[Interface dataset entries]
*** Block opens ***
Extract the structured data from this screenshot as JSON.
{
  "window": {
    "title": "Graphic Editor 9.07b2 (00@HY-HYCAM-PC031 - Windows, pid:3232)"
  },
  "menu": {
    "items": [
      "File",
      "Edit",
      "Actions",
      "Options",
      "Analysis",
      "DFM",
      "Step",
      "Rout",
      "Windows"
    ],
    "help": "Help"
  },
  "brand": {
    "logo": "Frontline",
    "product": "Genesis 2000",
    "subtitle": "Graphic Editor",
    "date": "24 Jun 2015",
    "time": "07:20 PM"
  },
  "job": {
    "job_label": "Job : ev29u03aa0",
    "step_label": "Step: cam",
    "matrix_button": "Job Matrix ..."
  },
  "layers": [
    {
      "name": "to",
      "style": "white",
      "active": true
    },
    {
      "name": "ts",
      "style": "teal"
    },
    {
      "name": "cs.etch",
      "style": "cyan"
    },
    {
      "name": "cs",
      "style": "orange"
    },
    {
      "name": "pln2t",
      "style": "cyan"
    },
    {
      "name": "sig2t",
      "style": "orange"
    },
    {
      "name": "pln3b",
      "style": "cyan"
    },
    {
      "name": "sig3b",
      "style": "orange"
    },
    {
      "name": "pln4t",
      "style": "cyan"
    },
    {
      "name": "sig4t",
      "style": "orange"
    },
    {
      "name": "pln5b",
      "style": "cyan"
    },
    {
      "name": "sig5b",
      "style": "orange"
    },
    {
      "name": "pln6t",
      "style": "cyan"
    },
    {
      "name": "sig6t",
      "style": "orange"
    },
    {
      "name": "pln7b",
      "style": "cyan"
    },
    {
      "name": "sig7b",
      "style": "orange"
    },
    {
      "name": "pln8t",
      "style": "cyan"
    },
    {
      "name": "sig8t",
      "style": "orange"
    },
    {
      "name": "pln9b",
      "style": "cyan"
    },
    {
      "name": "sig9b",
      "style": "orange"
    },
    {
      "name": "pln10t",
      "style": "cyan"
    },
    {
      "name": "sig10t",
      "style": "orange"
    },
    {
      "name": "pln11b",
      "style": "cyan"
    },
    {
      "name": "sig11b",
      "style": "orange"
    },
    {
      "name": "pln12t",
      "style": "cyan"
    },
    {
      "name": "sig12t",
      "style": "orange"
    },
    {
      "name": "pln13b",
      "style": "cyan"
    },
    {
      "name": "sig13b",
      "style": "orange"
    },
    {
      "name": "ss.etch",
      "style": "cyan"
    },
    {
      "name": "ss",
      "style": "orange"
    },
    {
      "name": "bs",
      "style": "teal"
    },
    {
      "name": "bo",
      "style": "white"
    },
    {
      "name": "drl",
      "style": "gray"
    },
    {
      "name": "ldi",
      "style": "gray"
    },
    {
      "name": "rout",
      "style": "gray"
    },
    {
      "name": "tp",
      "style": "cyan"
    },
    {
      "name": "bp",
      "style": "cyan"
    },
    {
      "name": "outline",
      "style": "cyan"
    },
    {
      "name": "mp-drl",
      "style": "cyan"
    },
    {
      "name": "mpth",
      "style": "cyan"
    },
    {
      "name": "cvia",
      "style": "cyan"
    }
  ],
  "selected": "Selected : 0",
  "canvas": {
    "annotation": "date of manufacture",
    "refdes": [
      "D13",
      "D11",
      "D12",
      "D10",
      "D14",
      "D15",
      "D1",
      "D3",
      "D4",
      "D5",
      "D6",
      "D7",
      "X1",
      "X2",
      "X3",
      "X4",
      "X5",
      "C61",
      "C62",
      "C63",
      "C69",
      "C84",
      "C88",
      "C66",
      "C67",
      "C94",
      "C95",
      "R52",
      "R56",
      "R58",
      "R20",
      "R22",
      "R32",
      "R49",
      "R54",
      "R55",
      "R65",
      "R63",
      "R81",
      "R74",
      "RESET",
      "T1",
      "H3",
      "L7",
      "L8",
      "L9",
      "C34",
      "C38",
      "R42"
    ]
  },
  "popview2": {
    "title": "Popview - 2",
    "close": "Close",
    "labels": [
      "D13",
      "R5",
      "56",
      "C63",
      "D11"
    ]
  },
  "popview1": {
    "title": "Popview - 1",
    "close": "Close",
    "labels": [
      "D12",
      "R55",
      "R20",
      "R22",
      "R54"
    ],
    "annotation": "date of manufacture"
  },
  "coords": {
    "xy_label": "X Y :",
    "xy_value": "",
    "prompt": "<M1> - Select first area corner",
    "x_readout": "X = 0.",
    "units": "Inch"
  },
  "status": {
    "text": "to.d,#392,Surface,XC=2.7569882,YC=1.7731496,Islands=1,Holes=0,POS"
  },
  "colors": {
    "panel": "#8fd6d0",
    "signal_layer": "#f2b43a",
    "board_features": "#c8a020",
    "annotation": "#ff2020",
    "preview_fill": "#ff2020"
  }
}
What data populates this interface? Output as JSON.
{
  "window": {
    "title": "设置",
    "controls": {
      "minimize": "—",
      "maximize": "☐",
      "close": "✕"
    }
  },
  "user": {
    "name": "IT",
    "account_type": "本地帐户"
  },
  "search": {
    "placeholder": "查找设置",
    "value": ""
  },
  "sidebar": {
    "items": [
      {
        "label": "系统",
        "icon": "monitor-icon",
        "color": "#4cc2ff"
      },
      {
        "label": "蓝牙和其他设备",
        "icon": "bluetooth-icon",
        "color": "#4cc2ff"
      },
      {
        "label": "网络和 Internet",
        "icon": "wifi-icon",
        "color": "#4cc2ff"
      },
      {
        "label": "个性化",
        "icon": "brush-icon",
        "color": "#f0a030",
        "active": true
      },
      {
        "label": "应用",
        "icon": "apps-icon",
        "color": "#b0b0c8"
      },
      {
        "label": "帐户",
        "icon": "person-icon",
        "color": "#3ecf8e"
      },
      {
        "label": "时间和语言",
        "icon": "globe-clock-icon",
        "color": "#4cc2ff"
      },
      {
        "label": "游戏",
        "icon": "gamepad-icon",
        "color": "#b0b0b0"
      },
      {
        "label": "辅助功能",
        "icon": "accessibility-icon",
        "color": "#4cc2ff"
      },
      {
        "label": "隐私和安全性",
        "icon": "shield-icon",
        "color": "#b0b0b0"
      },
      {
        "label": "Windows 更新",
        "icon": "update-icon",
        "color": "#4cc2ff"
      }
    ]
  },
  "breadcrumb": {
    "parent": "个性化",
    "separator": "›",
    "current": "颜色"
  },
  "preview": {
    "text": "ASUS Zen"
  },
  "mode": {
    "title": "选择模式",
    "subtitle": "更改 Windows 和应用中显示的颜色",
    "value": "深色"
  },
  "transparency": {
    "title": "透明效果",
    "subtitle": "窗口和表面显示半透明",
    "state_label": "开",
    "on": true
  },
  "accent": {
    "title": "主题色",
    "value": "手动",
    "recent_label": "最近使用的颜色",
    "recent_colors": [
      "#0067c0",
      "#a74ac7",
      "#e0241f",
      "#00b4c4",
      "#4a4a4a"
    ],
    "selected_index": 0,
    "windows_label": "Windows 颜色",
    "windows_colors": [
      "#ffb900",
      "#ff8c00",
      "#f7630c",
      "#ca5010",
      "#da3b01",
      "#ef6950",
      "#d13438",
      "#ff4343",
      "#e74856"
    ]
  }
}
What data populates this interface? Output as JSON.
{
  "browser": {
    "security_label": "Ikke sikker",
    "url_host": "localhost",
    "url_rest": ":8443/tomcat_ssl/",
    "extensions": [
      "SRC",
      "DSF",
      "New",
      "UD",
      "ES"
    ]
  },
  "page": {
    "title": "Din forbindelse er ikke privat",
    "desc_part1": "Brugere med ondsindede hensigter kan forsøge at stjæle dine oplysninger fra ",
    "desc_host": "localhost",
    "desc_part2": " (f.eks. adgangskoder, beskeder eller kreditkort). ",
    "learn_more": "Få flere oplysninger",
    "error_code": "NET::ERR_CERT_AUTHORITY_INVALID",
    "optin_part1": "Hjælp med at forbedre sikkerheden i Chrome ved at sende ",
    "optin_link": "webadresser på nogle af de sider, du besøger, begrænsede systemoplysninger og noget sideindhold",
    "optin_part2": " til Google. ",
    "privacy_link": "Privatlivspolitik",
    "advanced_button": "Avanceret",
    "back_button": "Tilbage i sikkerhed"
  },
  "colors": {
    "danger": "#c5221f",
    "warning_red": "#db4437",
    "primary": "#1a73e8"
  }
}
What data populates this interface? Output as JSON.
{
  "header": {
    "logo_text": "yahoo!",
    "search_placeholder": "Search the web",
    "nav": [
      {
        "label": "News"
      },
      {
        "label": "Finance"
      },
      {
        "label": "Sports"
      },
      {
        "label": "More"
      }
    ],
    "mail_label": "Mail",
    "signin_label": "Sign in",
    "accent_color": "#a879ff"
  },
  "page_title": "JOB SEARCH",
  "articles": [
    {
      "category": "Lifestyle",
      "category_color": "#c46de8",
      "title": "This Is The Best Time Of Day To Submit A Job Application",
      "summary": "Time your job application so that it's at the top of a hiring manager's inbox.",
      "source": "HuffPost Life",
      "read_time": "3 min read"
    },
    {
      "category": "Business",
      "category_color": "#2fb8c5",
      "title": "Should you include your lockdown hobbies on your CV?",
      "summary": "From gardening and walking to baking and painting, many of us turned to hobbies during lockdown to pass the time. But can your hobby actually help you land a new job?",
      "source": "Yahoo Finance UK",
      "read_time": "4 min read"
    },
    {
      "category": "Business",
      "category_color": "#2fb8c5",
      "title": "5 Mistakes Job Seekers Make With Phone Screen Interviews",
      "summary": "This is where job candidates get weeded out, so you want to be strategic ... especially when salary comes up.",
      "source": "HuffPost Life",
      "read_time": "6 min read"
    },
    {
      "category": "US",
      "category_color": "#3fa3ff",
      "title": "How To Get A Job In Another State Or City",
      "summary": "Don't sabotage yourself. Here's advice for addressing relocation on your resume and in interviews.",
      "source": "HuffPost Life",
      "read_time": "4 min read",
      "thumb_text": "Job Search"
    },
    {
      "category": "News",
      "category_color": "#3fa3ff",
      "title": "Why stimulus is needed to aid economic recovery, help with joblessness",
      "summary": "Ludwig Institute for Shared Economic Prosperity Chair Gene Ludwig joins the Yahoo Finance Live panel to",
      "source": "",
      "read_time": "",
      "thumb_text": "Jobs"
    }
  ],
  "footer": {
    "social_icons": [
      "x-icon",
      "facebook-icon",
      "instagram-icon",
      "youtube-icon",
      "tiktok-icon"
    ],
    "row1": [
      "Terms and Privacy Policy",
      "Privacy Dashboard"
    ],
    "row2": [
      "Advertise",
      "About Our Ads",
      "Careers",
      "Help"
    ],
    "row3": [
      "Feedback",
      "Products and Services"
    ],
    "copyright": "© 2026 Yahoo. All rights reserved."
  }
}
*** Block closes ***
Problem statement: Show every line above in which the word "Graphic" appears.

Exercise result:
    "title": "Graphic Editor 9.07b2 (00@HY-HYCAM-PC031 - Windows, pid:3232)"
    "subtitle": "Graphic Editor",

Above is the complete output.